- Your task
What lines in the entries hold the string "Received"? List them.
Information given section start
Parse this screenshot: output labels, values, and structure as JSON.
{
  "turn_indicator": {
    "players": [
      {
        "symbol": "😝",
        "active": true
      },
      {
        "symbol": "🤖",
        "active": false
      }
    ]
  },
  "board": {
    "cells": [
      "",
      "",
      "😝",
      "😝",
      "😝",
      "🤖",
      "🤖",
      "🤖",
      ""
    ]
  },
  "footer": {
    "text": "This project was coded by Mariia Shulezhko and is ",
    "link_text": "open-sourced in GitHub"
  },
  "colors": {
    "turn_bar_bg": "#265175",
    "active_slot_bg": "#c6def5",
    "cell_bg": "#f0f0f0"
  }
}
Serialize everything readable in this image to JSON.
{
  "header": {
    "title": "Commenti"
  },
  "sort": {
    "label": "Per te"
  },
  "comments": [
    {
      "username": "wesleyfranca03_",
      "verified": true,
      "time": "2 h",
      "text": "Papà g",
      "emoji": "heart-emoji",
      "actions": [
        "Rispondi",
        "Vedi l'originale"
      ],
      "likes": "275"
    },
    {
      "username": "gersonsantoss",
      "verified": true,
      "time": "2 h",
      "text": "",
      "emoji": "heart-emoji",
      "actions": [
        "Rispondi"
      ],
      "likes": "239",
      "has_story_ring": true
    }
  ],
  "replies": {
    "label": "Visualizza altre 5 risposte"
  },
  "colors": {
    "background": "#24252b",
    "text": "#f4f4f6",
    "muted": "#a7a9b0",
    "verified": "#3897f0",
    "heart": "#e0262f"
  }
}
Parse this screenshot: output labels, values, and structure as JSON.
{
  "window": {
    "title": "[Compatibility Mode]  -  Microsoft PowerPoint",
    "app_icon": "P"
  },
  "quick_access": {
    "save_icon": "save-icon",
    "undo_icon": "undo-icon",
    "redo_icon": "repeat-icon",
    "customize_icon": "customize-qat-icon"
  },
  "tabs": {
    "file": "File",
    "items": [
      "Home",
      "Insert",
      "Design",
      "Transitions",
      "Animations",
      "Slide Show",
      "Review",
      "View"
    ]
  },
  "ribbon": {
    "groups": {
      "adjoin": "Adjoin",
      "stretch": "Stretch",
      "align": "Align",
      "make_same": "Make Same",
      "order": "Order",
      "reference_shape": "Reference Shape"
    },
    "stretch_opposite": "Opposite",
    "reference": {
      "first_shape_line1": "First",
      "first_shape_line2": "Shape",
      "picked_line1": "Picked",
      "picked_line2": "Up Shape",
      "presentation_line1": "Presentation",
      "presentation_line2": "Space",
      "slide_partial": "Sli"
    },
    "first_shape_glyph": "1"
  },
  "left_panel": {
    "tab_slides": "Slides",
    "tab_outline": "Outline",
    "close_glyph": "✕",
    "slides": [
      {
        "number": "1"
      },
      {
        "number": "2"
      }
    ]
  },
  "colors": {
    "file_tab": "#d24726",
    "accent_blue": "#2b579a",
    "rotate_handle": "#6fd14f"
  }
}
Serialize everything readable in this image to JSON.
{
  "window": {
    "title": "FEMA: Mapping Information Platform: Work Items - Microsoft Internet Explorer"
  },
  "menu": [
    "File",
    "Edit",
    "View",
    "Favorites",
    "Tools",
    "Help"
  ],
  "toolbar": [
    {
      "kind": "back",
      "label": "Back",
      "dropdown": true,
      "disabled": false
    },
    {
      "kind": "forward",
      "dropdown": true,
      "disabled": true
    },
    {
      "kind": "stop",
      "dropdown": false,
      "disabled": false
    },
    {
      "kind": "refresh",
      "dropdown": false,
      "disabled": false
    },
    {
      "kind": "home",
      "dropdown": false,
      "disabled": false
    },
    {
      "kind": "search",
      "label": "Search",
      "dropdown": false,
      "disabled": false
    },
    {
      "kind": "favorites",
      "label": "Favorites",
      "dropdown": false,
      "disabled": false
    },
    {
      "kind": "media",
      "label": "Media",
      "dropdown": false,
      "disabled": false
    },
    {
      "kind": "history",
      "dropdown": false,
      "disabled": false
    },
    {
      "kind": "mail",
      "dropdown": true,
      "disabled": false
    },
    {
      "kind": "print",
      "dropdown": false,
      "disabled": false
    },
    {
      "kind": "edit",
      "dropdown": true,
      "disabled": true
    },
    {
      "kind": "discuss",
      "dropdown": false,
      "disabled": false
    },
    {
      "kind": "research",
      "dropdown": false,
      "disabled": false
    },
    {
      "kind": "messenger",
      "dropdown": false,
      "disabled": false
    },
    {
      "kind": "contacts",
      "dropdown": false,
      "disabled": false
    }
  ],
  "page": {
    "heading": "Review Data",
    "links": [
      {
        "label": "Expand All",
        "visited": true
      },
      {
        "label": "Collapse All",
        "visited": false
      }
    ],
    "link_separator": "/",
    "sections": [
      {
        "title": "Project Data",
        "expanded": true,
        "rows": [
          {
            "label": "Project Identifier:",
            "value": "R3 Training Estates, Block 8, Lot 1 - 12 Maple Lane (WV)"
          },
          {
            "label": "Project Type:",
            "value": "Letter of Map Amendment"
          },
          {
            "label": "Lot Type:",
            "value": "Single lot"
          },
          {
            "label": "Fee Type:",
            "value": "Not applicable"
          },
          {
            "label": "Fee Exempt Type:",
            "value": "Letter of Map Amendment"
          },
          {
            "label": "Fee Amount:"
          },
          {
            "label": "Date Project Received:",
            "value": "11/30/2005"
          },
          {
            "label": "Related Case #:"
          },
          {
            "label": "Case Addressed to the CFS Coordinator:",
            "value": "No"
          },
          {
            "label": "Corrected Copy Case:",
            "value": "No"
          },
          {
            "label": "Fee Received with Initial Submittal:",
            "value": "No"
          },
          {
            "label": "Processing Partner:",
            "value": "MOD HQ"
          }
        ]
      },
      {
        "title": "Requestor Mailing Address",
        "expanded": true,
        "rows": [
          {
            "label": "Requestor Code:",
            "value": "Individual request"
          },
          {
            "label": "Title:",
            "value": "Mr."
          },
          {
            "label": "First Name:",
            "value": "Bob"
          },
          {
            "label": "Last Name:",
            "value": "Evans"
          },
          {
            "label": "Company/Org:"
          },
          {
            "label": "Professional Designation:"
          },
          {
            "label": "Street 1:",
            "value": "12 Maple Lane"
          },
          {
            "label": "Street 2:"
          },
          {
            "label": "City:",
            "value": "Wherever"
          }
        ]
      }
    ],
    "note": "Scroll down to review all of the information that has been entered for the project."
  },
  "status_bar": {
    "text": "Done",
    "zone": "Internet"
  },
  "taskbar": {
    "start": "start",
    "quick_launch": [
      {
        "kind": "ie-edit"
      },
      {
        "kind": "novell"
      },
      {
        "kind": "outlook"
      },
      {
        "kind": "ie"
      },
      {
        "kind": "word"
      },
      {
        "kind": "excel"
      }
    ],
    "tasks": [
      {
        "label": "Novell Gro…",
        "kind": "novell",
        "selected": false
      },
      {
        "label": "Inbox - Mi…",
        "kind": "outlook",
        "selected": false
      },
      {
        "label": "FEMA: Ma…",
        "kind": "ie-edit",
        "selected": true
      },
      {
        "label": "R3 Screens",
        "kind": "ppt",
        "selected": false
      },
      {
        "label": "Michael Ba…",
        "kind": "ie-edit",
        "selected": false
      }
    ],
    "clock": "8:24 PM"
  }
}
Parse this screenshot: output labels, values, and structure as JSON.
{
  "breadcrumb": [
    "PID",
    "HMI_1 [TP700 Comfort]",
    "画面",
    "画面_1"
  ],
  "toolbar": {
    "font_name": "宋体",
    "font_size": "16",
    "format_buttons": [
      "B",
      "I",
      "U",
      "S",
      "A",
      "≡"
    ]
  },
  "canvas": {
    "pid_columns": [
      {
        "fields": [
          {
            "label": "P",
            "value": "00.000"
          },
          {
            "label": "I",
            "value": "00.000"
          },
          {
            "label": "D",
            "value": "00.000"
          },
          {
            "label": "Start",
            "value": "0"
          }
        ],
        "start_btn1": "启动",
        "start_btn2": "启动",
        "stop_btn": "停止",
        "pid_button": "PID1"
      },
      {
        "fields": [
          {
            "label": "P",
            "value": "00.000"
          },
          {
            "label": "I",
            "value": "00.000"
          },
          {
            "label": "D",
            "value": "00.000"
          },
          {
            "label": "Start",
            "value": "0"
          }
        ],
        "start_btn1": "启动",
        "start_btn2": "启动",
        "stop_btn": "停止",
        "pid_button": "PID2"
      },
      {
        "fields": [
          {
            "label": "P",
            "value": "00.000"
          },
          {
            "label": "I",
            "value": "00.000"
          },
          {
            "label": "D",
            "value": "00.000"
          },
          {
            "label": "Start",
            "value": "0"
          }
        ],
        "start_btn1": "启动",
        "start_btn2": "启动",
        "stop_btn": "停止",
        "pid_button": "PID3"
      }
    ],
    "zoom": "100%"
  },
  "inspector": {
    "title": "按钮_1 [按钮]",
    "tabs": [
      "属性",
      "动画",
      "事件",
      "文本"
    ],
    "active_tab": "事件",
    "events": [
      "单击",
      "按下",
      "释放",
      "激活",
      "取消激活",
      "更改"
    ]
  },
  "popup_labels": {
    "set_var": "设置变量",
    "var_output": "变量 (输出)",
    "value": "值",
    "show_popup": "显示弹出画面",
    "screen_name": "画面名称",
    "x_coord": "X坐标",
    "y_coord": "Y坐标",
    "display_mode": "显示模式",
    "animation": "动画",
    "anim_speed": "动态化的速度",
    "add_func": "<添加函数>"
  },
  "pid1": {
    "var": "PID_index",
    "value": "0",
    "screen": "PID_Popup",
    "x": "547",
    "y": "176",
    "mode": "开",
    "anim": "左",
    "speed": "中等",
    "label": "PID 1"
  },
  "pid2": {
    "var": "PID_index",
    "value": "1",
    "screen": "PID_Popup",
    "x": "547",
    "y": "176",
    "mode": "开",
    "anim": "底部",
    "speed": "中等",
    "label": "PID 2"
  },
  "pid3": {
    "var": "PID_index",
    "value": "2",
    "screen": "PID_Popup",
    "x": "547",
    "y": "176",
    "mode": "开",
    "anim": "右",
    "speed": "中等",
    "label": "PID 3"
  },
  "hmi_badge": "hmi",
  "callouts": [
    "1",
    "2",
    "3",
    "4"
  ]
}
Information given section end
- The completed task
            "label": "Date Project Received:",
            "label": "Fee Received with Initial Submittal:",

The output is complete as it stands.